As organisations continue to implement digital transformation and adopt emerging technologies, it is becoming increasingly difficult to secure their networks against cyberattacks, as the ecosystem in which their critical information resides has become significantly more complex.
By Lukas van der Merwe, specialist sales executive: security at T-Systems South Africa
The pervasive nature of the Internet and the adoption of technologies such as mobility, the Internet of Things (IoT) and edge computing have created new vulnerabilities for corporate networks, necessitating that organisations change their approach to security.
The traditional approach to preventing security breaches, commonly known as the “castle-and-moat” model, assumed the crown jewels (critical data) were safely housed inside the castle (data centre), and protected by a moat (firewall). Therefore, all users and devices that were authorised to have access to the network were automatically trusted.
However, the landscape has changed to the extent that critical data has moved out of the traditional data centre and may be hosted in a service provider’s data centre or in a cloud solution, or even in several cloud solutions.
Additionally, edge computing has created a distributed computing platform, making this landscape infinitely more complex, and the advent of mobility means that organisations no longer have a user with a fixed desktop device, logging in from a known application. There could now be a number of users using a number of devices, to access the environment from different networks and different physical locations, at any time.
Consequently, the traditional approach, based on implicit trust, is no longer sufficient to secure critical information. Businesses need to adopt a “zero trust” approach that strips trust from all entities within the organisation and assumes that no user or device can be trusted and must always be verified when accessing the network.
The importance of adopting a zero trust approach becomes apparent in view of the findings of a study by IBM, which states that a single data breach now costs $3,92-million (R57,48-million) on average.
Last year, one of South Africa’s major insurance companies suffered a data breach that exposed the personal details of millions of people, while global corporations such as Facebook, LinkedIn and Uber have also been compromised in the past.
The broadened threat landscape has increased organisations’ attack surface, as there are now many more ways for cybercriminals to access information.

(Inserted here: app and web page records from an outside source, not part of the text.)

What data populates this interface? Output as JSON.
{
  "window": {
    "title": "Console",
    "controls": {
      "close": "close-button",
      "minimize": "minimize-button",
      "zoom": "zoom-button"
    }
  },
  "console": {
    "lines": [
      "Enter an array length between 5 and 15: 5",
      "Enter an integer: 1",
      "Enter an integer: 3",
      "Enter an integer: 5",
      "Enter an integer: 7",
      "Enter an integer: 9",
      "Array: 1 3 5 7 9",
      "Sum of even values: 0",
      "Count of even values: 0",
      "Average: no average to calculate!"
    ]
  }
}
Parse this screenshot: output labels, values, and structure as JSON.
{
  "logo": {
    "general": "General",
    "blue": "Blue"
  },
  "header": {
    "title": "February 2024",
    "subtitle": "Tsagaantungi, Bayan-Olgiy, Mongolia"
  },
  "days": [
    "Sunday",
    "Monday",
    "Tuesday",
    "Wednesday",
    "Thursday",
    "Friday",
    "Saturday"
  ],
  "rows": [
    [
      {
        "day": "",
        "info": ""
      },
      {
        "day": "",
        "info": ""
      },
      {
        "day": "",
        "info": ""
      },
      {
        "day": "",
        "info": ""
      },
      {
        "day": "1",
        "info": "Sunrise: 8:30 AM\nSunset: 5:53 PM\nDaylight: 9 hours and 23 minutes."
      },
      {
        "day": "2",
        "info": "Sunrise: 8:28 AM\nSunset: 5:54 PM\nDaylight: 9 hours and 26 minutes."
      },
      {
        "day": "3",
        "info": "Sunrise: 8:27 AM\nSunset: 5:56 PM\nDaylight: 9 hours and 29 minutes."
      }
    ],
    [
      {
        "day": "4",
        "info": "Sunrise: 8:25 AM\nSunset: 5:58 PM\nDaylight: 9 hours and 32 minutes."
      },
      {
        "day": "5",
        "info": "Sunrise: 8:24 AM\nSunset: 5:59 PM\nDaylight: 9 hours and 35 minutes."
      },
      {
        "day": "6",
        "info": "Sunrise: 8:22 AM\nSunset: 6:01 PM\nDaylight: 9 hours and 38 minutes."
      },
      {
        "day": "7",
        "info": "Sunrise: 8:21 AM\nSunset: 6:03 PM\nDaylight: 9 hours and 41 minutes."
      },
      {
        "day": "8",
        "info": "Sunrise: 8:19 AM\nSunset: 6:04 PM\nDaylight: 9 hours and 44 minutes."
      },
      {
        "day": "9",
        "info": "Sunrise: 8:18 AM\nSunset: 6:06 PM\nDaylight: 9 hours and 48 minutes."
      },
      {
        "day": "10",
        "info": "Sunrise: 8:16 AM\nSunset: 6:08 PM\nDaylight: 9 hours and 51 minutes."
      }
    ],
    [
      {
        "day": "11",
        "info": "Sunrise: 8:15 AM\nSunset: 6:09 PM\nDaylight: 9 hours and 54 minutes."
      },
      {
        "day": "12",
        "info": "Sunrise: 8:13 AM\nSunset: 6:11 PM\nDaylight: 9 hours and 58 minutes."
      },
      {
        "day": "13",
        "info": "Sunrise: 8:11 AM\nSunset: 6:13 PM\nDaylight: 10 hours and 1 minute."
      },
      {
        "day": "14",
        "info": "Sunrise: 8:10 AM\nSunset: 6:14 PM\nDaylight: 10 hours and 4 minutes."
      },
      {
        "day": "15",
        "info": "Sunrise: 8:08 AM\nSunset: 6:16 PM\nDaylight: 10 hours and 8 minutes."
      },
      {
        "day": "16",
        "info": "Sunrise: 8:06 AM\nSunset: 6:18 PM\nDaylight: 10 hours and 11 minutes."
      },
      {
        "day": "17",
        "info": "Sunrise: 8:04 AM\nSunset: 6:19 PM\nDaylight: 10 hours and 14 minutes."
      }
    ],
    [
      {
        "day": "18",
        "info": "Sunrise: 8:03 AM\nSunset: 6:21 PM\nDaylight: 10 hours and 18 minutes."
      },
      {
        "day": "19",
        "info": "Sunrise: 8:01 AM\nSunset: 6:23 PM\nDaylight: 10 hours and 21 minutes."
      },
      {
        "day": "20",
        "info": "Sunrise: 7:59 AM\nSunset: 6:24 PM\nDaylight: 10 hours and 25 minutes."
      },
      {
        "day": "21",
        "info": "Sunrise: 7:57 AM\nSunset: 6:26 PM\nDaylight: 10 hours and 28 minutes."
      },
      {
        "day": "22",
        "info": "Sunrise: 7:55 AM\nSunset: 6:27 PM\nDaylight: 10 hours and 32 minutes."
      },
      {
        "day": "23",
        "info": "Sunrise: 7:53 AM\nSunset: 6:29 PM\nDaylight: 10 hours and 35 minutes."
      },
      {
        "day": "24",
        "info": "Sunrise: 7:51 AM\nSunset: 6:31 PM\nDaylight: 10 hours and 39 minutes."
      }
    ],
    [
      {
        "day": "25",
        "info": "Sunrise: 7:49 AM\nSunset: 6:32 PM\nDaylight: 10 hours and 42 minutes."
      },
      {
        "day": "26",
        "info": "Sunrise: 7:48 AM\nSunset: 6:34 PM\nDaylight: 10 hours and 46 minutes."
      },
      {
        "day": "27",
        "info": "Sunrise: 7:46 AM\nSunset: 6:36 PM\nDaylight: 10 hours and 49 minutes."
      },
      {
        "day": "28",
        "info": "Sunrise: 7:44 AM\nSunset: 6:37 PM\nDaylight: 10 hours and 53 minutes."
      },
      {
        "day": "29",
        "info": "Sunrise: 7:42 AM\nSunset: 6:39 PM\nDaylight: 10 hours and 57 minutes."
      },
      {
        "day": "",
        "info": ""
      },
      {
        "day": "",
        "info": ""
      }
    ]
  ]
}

Considering that users’ credentials are regularly compromised through phishing, social engineering and malware, organisations can never assume because a device is accessing a particular data set, using an authorised username and password, that the entity performing that task can be trusted.
A zero trust security approach must be designed from the inside out, starting with securing the data, and establishing which systems and users have a reason to access that information. More layers of protection are then added, working outward from that core data set.
Organisations must not only authenticate a device that is accessing their network, but also ensure that the user operating that device is indeed the person authorised to do so. Furthermore, it needs to be established where the device is accessing the network from, and if the credentials, which may be valid, have an authorised purpose for accessing that specific data set.
Within this context, it must also be determined whether the user is acting appropriately when accessing this data. Various technologies can be used for this, including behavioural analytics, which can detect if a user, who generally accesses the network during a particular time of day and from a specific location, is suddenly logging in at a different time, from elsewhere in the world.
Some of the technologies that can enable a zero trust security policy can be purchased from a cloud provider, but there are some pitfalls. The risk to anyone but a large organisation – that has well-qualified and extended IT and security teams – is that they simply do not have the experience and exposure required to define the strategy and the resulting policies.
Using a managed service provider that has broad experience in the attack landscape and can apply this across different industries and different sizes of organisations, with different business purposes, is recommended when adopting a zero trust approach.
A zero trust strategy is different for every organisation, as the attack surface that needs to be protected would be unique to each enterprise.
Businesses can gain much value from leveraging a managed service partner who has the depth of skills, breadth of knowledge and the experience and battle scars to achieve the required outcomes.